    Finding greater protection under state constitution despite similar wording of relevant federal and state search and seizure provision
  9. Commonwealth v. Cruz

    459 Mass. 459 (Mass. 2011)   Cited 112 times   2 Legal Analyses
    In Commonwealth v. Cruz, 459 Mass. 459, 472 (2011), The Supreme Judicial Court of Massachusetts, the highest court of the state, held that, in light of the 2009 law decriminalizing possession of one ounce or less of marijuana, "the odor of burnt marijuana alone cannot reasonably provide suspicion of criminal activity."
  10. U.S. v. Duguay

    93 F.3d 346 (7th Cir. 1996)   Cited 146 times   3 Legal Analyses
    Holding impoundment unconstitutional when another occupant of the vehicle was present at the arrest and could "provide for the speedy and efficient removal of the car from public thoroughfares or parking lots"
  11. Section 470.15 - Determination of appeals by intermediate appellate courts; scope of review

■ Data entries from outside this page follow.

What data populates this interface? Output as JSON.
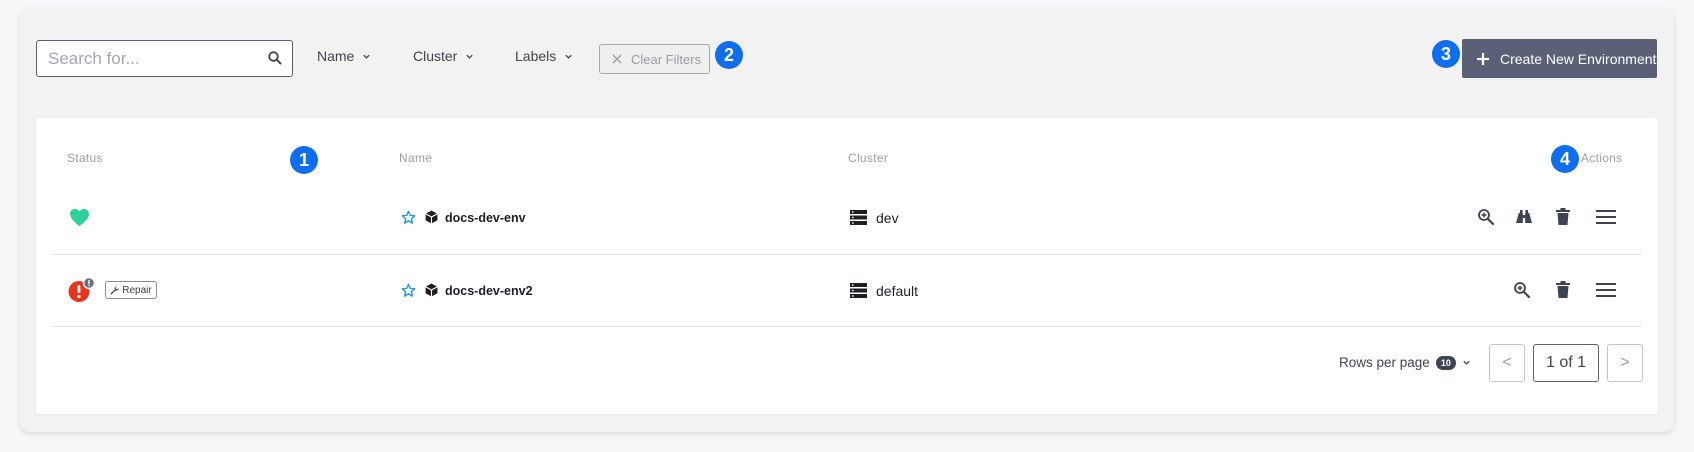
{
  "toolbar": {
    "search_placeholder": "Search for...",
    "filters": [
      {
        "label": "Name"
      },
      {
        "label": "Cluster"
      },
      {
        "label": "Labels"
      }
    ],
    "clear_filters_label": "Clear Filters",
    "create_label": "Create New Environment"
  },
  "callouts": [
    "1",
    "2",
    "3",
    "4"
  ],
  "table": {
    "headers": {
      "status": "Status",
      "name": "Name",
      "cluster": "Cluster",
      "actions": "Actions"
    },
    "rows": [
      {
        "name": "docs-dev-env",
        "cluster": "dev",
        "status": "healthy"
      },
      {
        "name": "docs-dev-env2",
        "cluster": "default",
        "status": "error",
        "status_tag": "Repair"
      }
    ]
  },
  "pagination": {
    "rows_per_page_label": "Rows per page",
    "rows_per_page_value": "10",
    "prev_label": "<",
    "next_label": ">",
    "page_label": "1 of 1"
  },
  "colors": {
    "accent_blue": "#0f6ef0",
    "healthy_green": "#2ed19a",
    "error_red": "#e8341c",
    "primary_button": "#5a6075",
    "star_blue": "#1a9bd7"
  },
  "icons": {
    "search": "search-icon",
    "chevron": "chevron-down-icon",
    "clear": "close-icon",
    "create": "plus-icon",
    "healthy": "heart-icon",
    "error": "exclamation-icon",
    "repair": "wrench-icon",
    "favorite": "star-icon",
    "environment": "cube-icon",
    "cluster": "server-icon",
    "inspect": "zoom-in-icon",
    "observe": "binoculars-icon",
    "delete": "trash-icon",
    "menu": "hamburger-menu-icon"
  }
}
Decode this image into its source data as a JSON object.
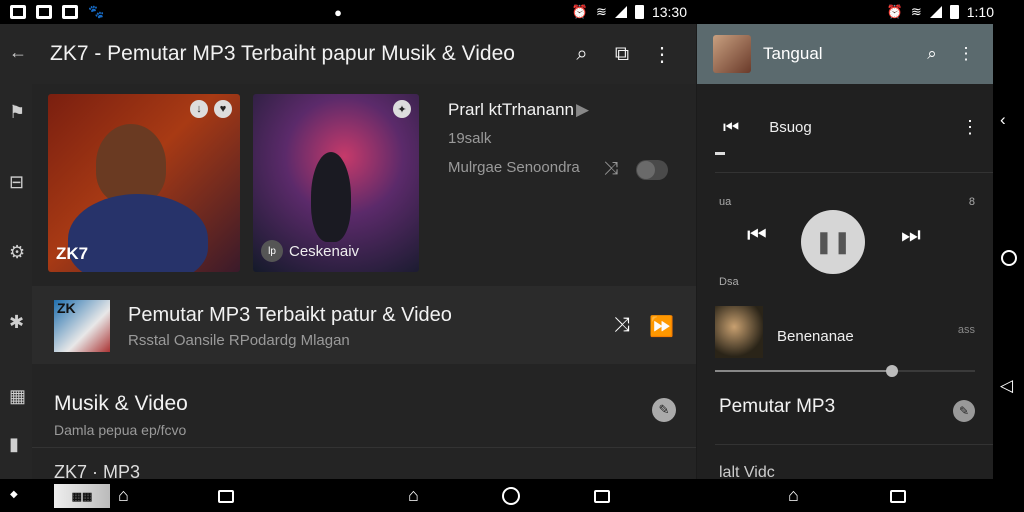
{
  "status_left": {
    "time": "13:30"
  },
  "status_right": {
    "time": "1:10"
  },
  "main": {
    "title": "ZK7 - Pemutar MP3 Terbaiht papur Musik & Video",
    "card1_label": "ZK7",
    "card2_label": "Ceskenaiv",
    "card2_badge": "lp",
    "feature": {
      "title": "Prarl ktTrhanann",
      "count": "19salk",
      "sub": "Mulrgae Senoondra"
    },
    "row1": {
      "thumb_text": "ZK",
      "title": "Pemutar MP3 Terbaikt patur & Video",
      "sub": "Rsstal Oansile RPodardg Mlagan"
    },
    "row2": {
      "title": "Musik & Video",
      "sub": "Damla pepua ep/fcvo"
    },
    "row3": "ZK7 · MP3"
  },
  "side": {
    "title": "Tangual",
    "now_playing": "Bsuog",
    "time_left": "ua",
    "time_right": "8",
    "queue_label": "Dsa",
    "queue_item": "Benenanae",
    "queue_badge": "ass",
    "slider_value": 0.68,
    "row2": "Pemutar MP3",
    "row3": "lalt Vidc"
  },
  "icons": {
    "back": "arrow-left-icon",
    "search": "search-icon",
    "cast": "cast-icon",
    "more": "more-vert-icon",
    "shuffle": "shuffle-icon",
    "fast_forward": "fast-forward-icon",
    "prev": "skip-previous-icon",
    "next": "skip-next-icon",
    "pause": "pause-icon"
  },
  "colors": {
    "background": "#242424",
    "side_header": "#5b6a6e",
    "accent": "#d6d6d6"
  }
}
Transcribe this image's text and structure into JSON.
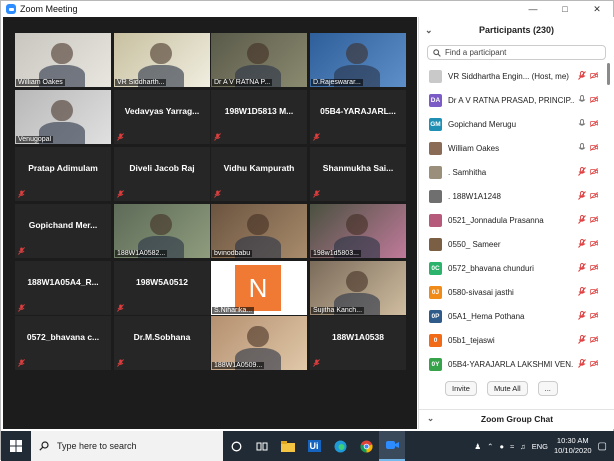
{
  "window": {
    "title": "Zoom Meeting"
  },
  "tiles": [
    {
      "type": "video",
      "label": "William Oakes"
    },
    {
      "type": "video",
      "label": "VR Siddharth..."
    },
    {
      "type": "video",
      "label": "Dr A V RATNA P...",
      "active": true
    },
    {
      "type": "video",
      "label": "D.Rajeswarar..."
    },
    {
      "type": "video",
      "label": "Venugopal"
    },
    {
      "type": "name",
      "name": "Vedavyas Yarrag..."
    },
    {
      "type": "name",
      "name": "198W1D5813 M..."
    },
    {
      "type": "name",
      "name": "05B4-YARAJARL..."
    },
    {
      "type": "name",
      "name": "Pratap Adimulam"
    },
    {
      "type": "name",
      "name": "Diveli Jacob Raj"
    },
    {
      "type": "name",
      "name": "Vidhu Kampurath"
    },
    {
      "type": "name",
      "name": "Shanmukha Sai..."
    },
    {
      "type": "name",
      "name": "Gopichand Mer..."
    },
    {
      "type": "video",
      "label": "188W1A0582..."
    },
    {
      "type": "video",
      "label": "bvinodbabu"
    },
    {
      "type": "video",
      "label": "198w1d5803..."
    },
    {
      "type": "name",
      "name": "188W1A05A4_R..."
    },
    {
      "type": "name",
      "name": "198W5A0512"
    },
    {
      "type": "video",
      "label": "S.Niharika...",
      "letter": "N"
    },
    {
      "type": "video",
      "label": "Sujitha Kanch..."
    },
    {
      "type": "name",
      "name": "0572_bhavana c..."
    },
    {
      "type": "name",
      "name": "Dr.M.Sobhana"
    },
    {
      "type": "video",
      "label": "188W1A0509..."
    },
    {
      "type": "name",
      "name": "188W1A0538"
    }
  ],
  "sidebar": {
    "title": "Participants (230)",
    "search_placeholder": "Find a participant",
    "participants": [
      {
        "name": "VR Siddhartha Engin... (Host, me)",
        "avatar": "photo",
        "color": "#c9c9c9",
        "mic": "muted",
        "video": "off"
      },
      {
        "name": "Dr A V RATNA PRASAD, PRINCIP...",
        "avatar": "DA",
        "color": "#7b5cc6",
        "mic": "on",
        "video": "off"
      },
      {
        "name": "Gopichand Merugu",
        "avatar": "GM",
        "color": "#1f8fb3",
        "mic": "on",
        "video": "off"
      },
      {
        "name": "William Oakes",
        "avatar": "photo",
        "color": "#8a6b55",
        "mic": "on",
        "video": "off"
      },
      {
        "name": ". Samhitha",
        "avatar": "photo",
        "color": "#9a8f7a",
        "mic": "muted",
        "video": "off"
      },
      {
        "name": ". 188W1A1248",
        "avatar": "photo",
        "color": "#6f6f6f",
        "mic": "muted",
        "video": "off"
      },
      {
        "name": "0521_Jonnadula Prasanna",
        "avatar": "photo",
        "color": "#b55a7a",
        "mic": "muted",
        "video": "off"
      },
      {
        "name": "0550_ Sameer",
        "avatar": "photo",
        "color": "#7a5f44",
        "mic": "muted",
        "video": "off"
      },
      {
        "name": "0572_bhavana chunduri",
        "avatar": "0C",
        "color": "#2cb36b",
        "mic": "muted",
        "video": "off"
      },
      {
        "name": "0580-sivasai jasthi",
        "avatar": "0J",
        "color": "#f08a18",
        "mic": "muted",
        "video": "off"
      },
      {
        "name": "05A1_Hema Pothana",
        "avatar": "0P",
        "color": "#2f5b8a",
        "mic": "muted",
        "video": "off"
      },
      {
        "name": "05b1_tejaswi",
        "avatar": "0",
        "color": "#f06a18",
        "mic": "muted",
        "video": "off"
      },
      {
        "name": "05B4-YARAJARLA LAKSHMI VEN...",
        "avatar": "0Y",
        "color": "#36a34a",
        "mic": "muted",
        "video": "off"
      }
    ],
    "invite": "Invite",
    "mute_all": "Mute All",
    "more": "...",
    "chat_title": "Zoom Group Chat"
  },
  "taskbar": {
    "search_placeholder": "Type here to search",
    "ai_label": "Ui",
    "lang": "ENG",
    "time": "10:30 AM",
    "date": "10/10/2020"
  }
}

    N.Y. Crim. Proc. Law § 470.15   Cited 14,651 times
    Providing for interests of justice review of unpreserved claims
  12. Section 221.05 - Unlawful possession of marihuana in the second degree

    N.Y. Penal Law § 221.05   Cited 300 times
    Making it a crime for a person to knowingly and unlawfully possess marijuana
  13. Section 221.10 - Unlawful possession of marihuana in the first degree

    N.Y. Penal Law § 221.10   Cited 220 times

    A person is guilty of unlawful possession of marihuana in the first degree when he knowingly and unlawfully possesses one or more preparations, compounds, mixtures or substances containing marihuana and the preparations, compounds, mixtures or substances are of an aggregate weight of more than one ounce. Unlawful possession of marihuana in the first degree is a violation punishable only by a fine of not more than two hundred dollars. N.Y. Penal Law § 221.10 Amended by New York Laws 2019, ch. 131